(Goal of the exercise) The word "bold" appears in some lines of the listing below; report how many such lines there are, and nothing else.

(Given records)

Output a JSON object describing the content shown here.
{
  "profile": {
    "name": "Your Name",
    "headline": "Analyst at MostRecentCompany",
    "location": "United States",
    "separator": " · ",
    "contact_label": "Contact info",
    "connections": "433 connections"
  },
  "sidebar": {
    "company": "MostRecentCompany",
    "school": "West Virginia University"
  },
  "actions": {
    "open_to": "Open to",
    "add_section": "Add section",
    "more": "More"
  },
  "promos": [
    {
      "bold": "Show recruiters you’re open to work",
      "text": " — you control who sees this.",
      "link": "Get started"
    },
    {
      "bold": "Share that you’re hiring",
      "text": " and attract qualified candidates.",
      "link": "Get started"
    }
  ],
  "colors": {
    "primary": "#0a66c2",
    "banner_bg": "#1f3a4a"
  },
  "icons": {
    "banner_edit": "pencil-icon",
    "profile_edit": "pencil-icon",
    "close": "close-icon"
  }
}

(Solution for this task) 2